[[ DATASET CONTENT open ]]

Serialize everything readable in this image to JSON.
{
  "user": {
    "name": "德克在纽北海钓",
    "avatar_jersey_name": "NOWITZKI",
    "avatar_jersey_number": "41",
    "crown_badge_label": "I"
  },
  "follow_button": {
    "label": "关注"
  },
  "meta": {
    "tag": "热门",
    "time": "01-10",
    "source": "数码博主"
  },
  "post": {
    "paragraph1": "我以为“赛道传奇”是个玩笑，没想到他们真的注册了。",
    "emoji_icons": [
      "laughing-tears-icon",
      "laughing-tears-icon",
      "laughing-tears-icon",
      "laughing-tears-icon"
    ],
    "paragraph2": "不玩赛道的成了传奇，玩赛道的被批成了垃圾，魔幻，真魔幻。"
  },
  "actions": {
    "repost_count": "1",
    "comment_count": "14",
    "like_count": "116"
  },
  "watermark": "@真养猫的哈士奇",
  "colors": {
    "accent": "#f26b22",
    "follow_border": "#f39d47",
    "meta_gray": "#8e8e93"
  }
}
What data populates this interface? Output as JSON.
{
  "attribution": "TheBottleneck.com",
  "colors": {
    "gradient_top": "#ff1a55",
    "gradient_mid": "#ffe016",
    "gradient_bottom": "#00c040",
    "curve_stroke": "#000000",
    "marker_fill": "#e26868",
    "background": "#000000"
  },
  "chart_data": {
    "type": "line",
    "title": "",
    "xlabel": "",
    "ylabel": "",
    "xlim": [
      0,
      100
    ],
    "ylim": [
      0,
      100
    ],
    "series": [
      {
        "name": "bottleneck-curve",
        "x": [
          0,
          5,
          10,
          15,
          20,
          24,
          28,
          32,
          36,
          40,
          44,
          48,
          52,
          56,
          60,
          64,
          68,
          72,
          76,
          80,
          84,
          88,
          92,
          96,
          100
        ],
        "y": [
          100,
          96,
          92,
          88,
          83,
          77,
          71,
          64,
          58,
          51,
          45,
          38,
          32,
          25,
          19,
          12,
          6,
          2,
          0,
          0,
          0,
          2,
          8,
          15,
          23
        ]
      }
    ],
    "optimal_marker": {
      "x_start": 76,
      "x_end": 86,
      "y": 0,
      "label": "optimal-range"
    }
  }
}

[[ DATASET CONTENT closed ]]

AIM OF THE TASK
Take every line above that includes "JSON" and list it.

YOUR SOLUTION
Serialize everything readable in this image to JSON.
What data populates this interface? Output as JSON.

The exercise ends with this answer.